What do schools want?
Effective communication is key to successfully working with schools. Attend staff meetings and learning development events and take advantage of our ‘Blether Together’ events for teachers, community learning and development and museum learning practitioners in partnership with Education Scotland.
To embed your learning activities within and beyond the curriculum in a structured, progressive, and sustained way, you’ll need to plan carefully and consult with teachers and pupils throughout the development and delivery of your programming.
When planning to contact schools, do your research in advance. Look at the school’s programme online: sometimes, this will include plans for the whole academic year, set in advance of the August school start. Look at how your collection can complement the activities schools are planning.
In developing and sharing your programme for schools, provide a variety and range of learning activities and resources. It’s recommended that (where possible) you offer access to collections both in the museum, and off-site (such as through handling/loan boxes, etc) to enable wider participation.

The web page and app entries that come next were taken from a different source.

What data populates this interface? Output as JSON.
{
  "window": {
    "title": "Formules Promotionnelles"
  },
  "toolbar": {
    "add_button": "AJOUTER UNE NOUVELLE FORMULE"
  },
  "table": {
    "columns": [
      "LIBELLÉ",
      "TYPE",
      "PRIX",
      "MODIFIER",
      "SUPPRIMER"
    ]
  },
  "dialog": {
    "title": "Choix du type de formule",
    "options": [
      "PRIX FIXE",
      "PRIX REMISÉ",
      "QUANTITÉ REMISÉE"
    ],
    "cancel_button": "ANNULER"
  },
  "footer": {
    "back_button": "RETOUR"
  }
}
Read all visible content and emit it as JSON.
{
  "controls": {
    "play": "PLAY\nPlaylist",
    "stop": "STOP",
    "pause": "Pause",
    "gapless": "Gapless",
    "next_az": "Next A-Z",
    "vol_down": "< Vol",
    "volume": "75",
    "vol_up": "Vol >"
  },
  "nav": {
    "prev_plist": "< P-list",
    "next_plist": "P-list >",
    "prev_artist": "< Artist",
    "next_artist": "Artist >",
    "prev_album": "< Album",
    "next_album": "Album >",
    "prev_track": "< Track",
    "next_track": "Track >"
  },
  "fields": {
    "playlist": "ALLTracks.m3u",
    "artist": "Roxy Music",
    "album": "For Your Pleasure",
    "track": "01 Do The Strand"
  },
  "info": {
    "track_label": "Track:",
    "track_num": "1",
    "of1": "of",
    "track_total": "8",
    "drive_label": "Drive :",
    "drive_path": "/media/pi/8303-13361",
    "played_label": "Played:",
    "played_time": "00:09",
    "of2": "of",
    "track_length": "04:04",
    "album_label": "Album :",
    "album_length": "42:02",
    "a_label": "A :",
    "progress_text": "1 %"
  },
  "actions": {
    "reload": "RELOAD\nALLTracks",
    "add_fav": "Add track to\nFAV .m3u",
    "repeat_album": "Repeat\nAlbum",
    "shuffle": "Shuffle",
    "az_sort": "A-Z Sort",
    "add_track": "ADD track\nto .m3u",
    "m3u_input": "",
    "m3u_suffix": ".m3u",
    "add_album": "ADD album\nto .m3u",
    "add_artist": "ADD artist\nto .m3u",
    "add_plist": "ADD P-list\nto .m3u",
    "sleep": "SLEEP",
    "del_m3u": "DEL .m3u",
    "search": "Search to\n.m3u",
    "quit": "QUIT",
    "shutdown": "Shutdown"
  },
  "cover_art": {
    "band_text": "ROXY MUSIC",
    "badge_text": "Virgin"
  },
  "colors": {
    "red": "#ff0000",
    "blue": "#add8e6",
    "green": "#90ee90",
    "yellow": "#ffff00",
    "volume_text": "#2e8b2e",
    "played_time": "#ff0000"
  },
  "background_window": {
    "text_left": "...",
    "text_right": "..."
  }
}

Use technology where appropriate to facilitate learning in away that makes collections accessible, relevant, and interesting.
Making an Impact: Approaches to museum learning provision
There’s strong evidence that learning outside the classroom, especially within museums and galleries, has a positive impact on learning.
Object-based learning has been shown to enhance learning and experience of learners. It’s also been shown to improve exam results and can provide an exciting way to embed classroom learning for pupils of all ages.
Sharing the benefits that museums and object-based learning offer with teachers as part of your early meetings can help them to better understand the value of collaboration with your organisation and how your programmes can help support the learning of children and young people.
For more examples of the educational benefits that museums provide, read our Museums and Education impact report. The report provides a summary of the impact that museums have on learning as well as a range of case studies from across the sector.
If you have any questions about working with schools, please contact our Learning and Engagement Manager, Loretta Mordi at email@example.com